Imagine having a fish this size jump into the boat with you in the inky blackness of night. Rare occurrence, indeed, but at night the anticipation is nearly overpowering.


As the fish gets close for the release, one’s mind goes to a big hammerhead surging up from below. Night fishing for big tarpon is an adrenaline rush, for sure.

Pike and Walleye in Holland

Spring is blooming in Europe, and the pike season is closing for spawning time. My friend Theo Bakelaar and his companions have been pike fishing on the River Maas the last few days before the close of the season. The best fly had a Mr. Twister style tail, which imparts plenty of action and gives the fly a sonic impression, also. In addition to northern pike, they also caught some rather nice walleyes.

The Mr. Twister tails can be cut from leather—such as BugSkin, latex sheeting, foam sheeting, eel skin, and other flexible and tough materials.


These big northerns loved the flies with the Mr. Twister tails.


A very nice walleye on an imitation with a Mr. Twister tail.


Infrequent Posts

I must apologize for the infrequent posts. Nancy and I are house hunting in the Vancouver WA area (right next to Portland, OR), and we spend a great deal of time driving around looking at potential places. I have not had much of a chance to do more than that and travel to shows and clubs across the nation.

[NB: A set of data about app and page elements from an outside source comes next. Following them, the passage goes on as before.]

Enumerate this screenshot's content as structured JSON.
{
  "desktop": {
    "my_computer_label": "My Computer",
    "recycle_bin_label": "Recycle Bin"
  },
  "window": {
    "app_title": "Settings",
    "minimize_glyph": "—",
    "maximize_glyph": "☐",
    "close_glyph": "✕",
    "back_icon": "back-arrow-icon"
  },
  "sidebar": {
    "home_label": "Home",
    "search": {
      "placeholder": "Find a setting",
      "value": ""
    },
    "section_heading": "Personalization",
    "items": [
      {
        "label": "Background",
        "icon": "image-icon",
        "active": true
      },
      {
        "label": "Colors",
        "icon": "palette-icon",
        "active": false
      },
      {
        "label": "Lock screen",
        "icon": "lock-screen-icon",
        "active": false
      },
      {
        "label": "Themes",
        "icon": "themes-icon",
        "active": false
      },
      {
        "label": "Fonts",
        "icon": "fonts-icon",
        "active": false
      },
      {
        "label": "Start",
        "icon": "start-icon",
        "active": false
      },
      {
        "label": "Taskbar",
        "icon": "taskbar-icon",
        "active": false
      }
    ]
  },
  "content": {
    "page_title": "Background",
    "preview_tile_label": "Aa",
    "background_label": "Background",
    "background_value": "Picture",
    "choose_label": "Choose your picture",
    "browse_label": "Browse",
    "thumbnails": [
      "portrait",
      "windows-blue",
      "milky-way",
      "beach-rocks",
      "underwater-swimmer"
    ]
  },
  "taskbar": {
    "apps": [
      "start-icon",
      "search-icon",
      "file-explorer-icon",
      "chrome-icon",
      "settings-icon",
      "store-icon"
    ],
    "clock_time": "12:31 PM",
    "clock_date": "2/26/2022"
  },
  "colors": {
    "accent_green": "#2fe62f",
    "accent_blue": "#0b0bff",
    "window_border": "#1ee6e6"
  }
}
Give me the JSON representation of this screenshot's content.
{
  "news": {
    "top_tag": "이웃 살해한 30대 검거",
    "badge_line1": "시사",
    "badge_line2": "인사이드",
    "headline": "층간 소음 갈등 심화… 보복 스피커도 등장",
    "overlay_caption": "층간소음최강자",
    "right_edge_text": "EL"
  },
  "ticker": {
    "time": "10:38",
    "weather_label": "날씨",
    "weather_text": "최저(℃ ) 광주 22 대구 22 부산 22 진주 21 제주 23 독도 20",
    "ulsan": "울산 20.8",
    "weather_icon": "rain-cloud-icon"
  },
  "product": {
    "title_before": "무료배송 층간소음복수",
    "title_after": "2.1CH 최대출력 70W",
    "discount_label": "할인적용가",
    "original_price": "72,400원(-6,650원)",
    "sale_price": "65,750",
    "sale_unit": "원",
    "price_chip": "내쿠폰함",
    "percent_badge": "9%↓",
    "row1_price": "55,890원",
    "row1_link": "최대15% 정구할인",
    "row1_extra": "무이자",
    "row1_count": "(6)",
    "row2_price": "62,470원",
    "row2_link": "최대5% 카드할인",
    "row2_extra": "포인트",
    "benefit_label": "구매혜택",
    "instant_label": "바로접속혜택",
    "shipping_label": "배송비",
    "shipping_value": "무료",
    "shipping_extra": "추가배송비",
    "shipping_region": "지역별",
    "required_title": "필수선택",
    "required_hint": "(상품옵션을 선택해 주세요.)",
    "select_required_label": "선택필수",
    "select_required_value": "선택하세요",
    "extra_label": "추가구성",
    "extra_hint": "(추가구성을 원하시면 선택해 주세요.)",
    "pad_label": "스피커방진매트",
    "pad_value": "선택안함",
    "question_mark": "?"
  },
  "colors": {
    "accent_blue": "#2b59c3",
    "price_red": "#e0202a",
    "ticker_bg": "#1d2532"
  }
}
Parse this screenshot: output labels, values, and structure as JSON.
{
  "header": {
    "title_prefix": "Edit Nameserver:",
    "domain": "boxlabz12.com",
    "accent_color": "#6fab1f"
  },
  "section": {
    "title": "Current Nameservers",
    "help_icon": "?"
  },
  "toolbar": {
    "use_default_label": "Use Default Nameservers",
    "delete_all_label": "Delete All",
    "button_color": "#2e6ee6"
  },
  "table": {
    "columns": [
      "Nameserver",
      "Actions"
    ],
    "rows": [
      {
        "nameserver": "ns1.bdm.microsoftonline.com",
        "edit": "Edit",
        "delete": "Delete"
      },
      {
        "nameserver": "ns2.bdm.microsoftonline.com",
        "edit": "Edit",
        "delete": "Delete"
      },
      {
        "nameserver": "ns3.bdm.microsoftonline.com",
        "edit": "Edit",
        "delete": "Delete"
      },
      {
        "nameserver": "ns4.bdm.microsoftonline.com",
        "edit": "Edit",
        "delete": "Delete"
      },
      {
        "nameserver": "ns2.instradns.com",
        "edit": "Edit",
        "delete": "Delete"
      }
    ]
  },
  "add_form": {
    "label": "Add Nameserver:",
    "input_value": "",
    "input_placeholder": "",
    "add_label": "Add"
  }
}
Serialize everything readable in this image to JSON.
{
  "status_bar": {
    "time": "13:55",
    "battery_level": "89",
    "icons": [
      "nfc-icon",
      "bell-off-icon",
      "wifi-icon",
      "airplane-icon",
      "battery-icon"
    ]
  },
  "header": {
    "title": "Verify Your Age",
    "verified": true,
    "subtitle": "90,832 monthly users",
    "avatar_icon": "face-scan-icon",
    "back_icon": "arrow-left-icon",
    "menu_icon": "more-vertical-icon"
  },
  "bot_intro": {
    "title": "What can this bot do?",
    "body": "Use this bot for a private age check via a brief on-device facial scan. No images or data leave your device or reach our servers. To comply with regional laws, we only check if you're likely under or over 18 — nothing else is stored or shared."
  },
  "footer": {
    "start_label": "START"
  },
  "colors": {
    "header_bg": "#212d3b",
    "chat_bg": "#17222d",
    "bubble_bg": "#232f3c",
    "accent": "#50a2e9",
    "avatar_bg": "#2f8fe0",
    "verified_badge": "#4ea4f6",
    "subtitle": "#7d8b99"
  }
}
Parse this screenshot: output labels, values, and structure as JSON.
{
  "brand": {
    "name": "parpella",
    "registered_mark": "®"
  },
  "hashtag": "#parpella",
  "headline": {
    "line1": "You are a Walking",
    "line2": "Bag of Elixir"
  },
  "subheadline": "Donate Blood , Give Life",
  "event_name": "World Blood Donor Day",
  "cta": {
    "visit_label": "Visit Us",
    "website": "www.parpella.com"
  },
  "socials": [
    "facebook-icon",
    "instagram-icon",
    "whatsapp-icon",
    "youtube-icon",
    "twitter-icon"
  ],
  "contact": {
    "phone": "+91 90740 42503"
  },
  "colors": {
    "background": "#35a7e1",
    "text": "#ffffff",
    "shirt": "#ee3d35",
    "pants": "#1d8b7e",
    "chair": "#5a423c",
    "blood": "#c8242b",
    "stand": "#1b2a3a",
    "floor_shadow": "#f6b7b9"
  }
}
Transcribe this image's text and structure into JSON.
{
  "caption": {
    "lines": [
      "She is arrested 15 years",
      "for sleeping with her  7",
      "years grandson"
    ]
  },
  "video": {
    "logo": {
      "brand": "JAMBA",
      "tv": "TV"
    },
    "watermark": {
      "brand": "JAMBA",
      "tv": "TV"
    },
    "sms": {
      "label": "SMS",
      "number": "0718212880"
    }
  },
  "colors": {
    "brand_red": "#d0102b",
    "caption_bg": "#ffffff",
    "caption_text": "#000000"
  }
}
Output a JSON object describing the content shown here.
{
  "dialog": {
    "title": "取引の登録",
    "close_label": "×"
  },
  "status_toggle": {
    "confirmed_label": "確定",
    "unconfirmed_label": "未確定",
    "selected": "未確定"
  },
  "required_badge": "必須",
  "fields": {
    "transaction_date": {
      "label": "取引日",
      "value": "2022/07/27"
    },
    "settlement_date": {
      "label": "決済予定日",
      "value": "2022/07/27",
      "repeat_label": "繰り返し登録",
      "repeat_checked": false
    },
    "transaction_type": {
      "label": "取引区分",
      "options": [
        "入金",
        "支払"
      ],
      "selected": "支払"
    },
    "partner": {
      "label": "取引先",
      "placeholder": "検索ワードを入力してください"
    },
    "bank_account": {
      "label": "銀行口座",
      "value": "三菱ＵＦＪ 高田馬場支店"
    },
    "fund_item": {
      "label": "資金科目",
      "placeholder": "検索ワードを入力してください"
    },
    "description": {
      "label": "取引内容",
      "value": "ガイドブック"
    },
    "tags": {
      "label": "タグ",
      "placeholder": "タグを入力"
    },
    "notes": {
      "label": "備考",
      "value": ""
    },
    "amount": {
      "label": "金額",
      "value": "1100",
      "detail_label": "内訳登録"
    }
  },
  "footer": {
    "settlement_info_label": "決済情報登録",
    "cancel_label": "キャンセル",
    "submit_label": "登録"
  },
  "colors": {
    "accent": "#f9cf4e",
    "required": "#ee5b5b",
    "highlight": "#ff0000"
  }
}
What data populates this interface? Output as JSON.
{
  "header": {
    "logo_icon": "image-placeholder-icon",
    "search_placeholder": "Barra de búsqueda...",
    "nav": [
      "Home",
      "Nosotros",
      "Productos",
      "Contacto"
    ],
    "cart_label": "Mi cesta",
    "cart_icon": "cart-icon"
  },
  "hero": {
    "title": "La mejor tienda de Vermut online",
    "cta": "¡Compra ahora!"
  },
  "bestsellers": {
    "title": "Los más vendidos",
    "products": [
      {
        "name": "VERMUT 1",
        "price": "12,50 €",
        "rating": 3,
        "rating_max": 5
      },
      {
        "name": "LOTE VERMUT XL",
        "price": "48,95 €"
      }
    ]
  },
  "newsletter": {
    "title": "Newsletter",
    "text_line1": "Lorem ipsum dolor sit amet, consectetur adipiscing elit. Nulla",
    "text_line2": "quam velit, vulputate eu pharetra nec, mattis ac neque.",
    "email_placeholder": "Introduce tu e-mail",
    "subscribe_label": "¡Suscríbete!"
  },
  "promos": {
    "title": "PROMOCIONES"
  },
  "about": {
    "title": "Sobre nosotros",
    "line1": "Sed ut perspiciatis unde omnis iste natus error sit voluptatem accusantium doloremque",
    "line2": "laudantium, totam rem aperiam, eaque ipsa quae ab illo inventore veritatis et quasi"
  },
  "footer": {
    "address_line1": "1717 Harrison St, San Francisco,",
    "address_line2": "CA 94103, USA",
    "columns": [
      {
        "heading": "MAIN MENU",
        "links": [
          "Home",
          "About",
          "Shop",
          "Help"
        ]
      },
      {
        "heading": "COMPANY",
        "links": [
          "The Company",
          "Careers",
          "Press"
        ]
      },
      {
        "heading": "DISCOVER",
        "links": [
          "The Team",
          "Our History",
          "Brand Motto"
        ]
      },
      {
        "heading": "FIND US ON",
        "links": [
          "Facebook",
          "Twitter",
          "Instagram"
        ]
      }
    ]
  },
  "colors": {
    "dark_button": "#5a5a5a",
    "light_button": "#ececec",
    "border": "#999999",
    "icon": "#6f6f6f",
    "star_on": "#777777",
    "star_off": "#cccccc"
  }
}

However, the Show Season is over, and warmer weather is coming soon—as will the rainless days—and I plan to be out and about fishing and shooting photos, etc. And, as soon as we find the appropriate home, I’ll be able to get back into shooting photos and videos of fly tying, casting, and so on.

All this to say, hang tight. More, much more, to come. I am also in the process of getting a FaceBook page in play. Then, I can put up small items on a much more frequent basis. Thanks for hanging tough with me.


Thanks for your patience. Watch for my FaceBook page.